Second, even if Pimax 8k had a total FoV of less than 180° (or were able to tell SteamVR to ignore parts of its displays), and SteamVR were told to render to the correct FoV, there would still be distortion, specifically, keystone distortion, because SteamVR’s projection would be based on parallel screens, while Pimax 8k’s screens are rotated with respect to each other.
The proper way to fix both of these problems is for Valve to add screen rotating angle fields to SteamVR’s HMD specification protocol, so that SteamVR can set up correct projections. This would most probably not even require changes to existing SteamVR applications, as those are only receiving general projection matrices, which can already represent rotated screens.
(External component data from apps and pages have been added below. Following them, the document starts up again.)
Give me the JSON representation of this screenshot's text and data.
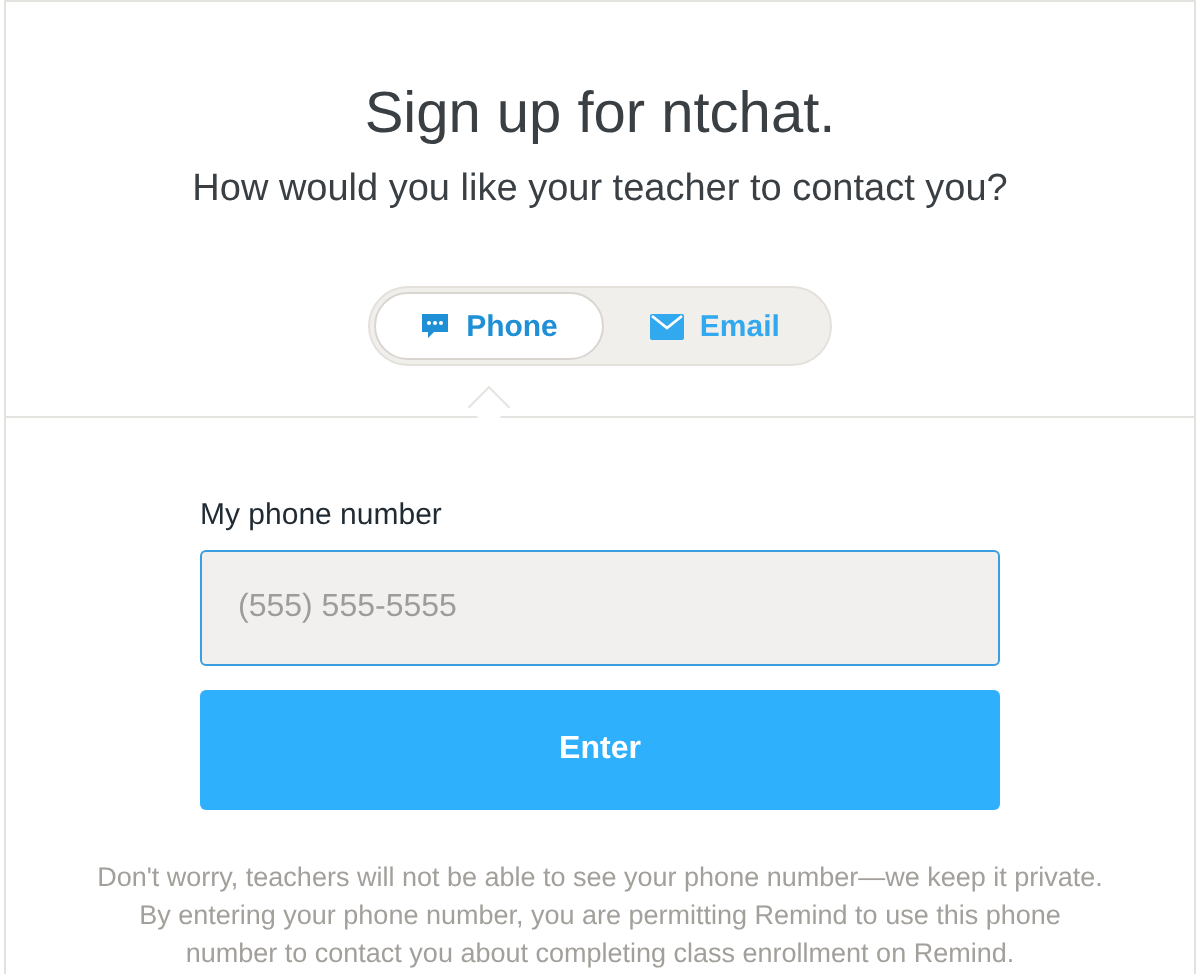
{
  "title": "Sign up for ntchat.",
  "subtitle": "How would you like your teacher to contact you?",
  "tabs": [
    {
      "kind": "phone",
      "label": "Phone",
      "selected": true
    },
    {
      "kind": "email",
      "label": "Email",
      "selected": false
    }
  ],
  "field": {
    "label": "My phone number",
    "placeholder": "(555) 555-5555"
  },
  "button": "Enter",
  "notice": [
    "Don't worry, teachers will not be able to see your phone number—we keep it private.",
    "By entering your phone number, you are permitting Remind to use this phone number to contact you about completing class enrollment on Remind."
  ]
}
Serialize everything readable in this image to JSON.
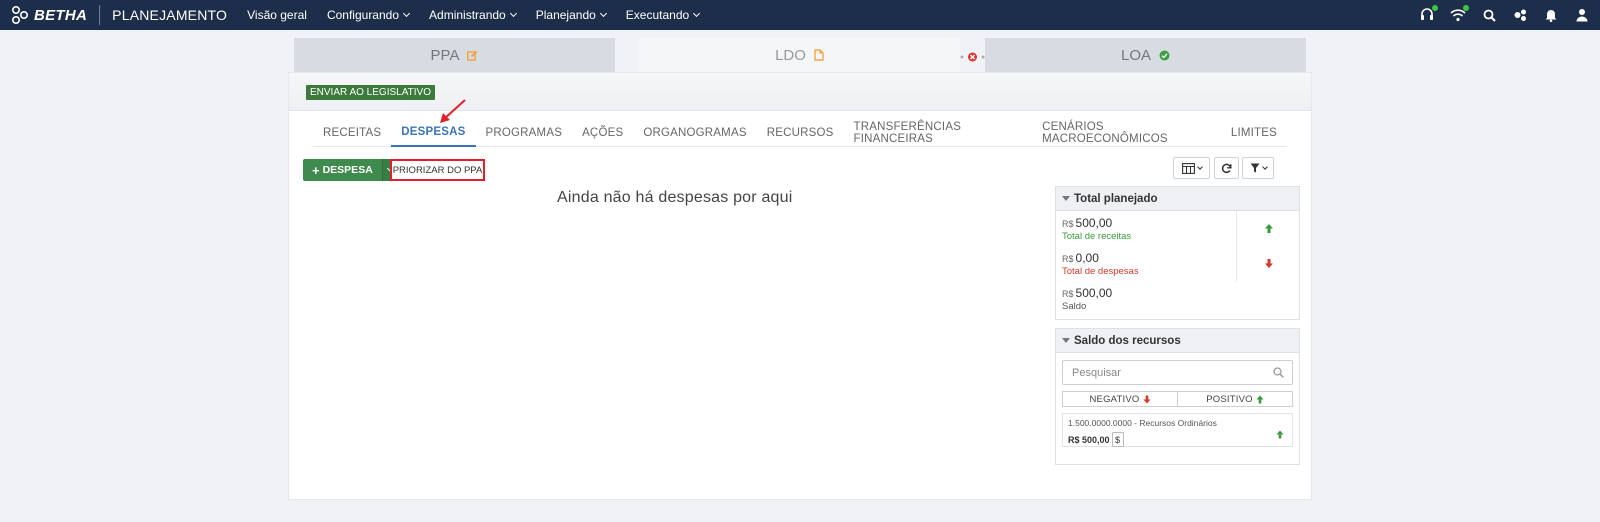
{
  "brand": {
    "name": "BETHA",
    "app": "PLANEJAMENTO"
  },
  "nav": [
    {
      "label": "Visão geral",
      "dropdown": false
    },
    {
      "label": "Configurando",
      "dropdown": true
    },
    {
      "label": "Administrando",
      "dropdown": true
    },
    {
      "label": "Planejando",
      "dropdown": true
    },
    {
      "label": "Executando",
      "dropdown": true
    }
  ],
  "top_icons": [
    "headset-icon",
    "wifi-icon",
    "search-icon",
    "users-gear-icon",
    "bell-icon",
    "user-icon"
  ],
  "stages": {
    "ppa": {
      "label": "PPA",
      "icon": "edit-icon"
    },
    "ldo": {
      "label": "LDO",
      "icon": "document-icon"
    },
    "loa": {
      "label": "LOA",
      "icon": "check-circle-icon"
    }
  },
  "actions": {
    "send": "ENVIAR AO LEGISLATIVO"
  },
  "subtabs": [
    {
      "label": "RECEITAS",
      "active": false
    },
    {
      "label": "DESPESAS",
      "active": true
    },
    {
      "label": "PROGRAMAS",
      "active": false
    },
    {
      "label": "AÇÕES",
      "active": false
    },
    {
      "label": "ORGANOGRAMAS",
      "active": false
    },
    {
      "label": "RECURSOS",
      "active": false
    },
    {
      "label": "TRANSFERÊNCIAS FINANCEIRAS",
      "active": false
    },
    {
      "label": "CENÁRIOS MACROECONÔMICOS",
      "active": false
    },
    {
      "label": "LIMITES",
      "active": false
    }
  ],
  "toolbar": {
    "add_label": "DESPESA",
    "priorize_label": "PRIORIZAR DO PPA"
  },
  "empty_message": "Ainda não há despesas por aqui",
  "total_planejado": {
    "title": "Total planejado",
    "currency": "R$",
    "rows": [
      {
        "value": "500,00",
        "label": "Total de receitas",
        "color": "green",
        "arrow": "up"
      },
      {
        "value": "0,00",
        "label": "Total de despesas",
        "color": "red",
        "arrow": "down"
      },
      {
        "value": "500,00",
        "label": "Saldo",
        "color": "gray",
        "arrow": ""
      }
    ]
  },
  "saldo_recursos": {
    "title": "Saldo dos recursos",
    "search_placeholder": "Pesquisar",
    "filter_negative": "NEGATIVO",
    "filter_positive": "POSITIVO",
    "items": [
      {
        "name": "1.500.0000.0000 - Recursos Ordinários",
        "value": "R$ 500,00",
        "dollar": "$"
      }
    ]
  },
  "colors": {
    "topbar": "#1c2e4a",
    "green": "#3f8a4d",
    "active_tab": "#3b73b9",
    "highlight_red": "#e0202a"
  }
}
Until then, there is a work-around Pimax could use to at least confine geometric distortion to the outer edges of the periphery, beyond 170° or so. I have been ignoring lenses and lens distortion thus far, but now they come in handy. SteamVR already has a very flexible way for HMDs to communicate the optical properties of their lenses, concretely, the formulae needed to pre-distort rendered images to correct for the lenses’ non-linear geometric distortions and chromatic aberrations, to the SteamVR run-time. The stretching resulting from FoV truncation, and the keystone distortion resulting from wrong screen orientation, while not in fact caused by the lenses, can still be baked into the lens distortion correction formulae and fixed that way."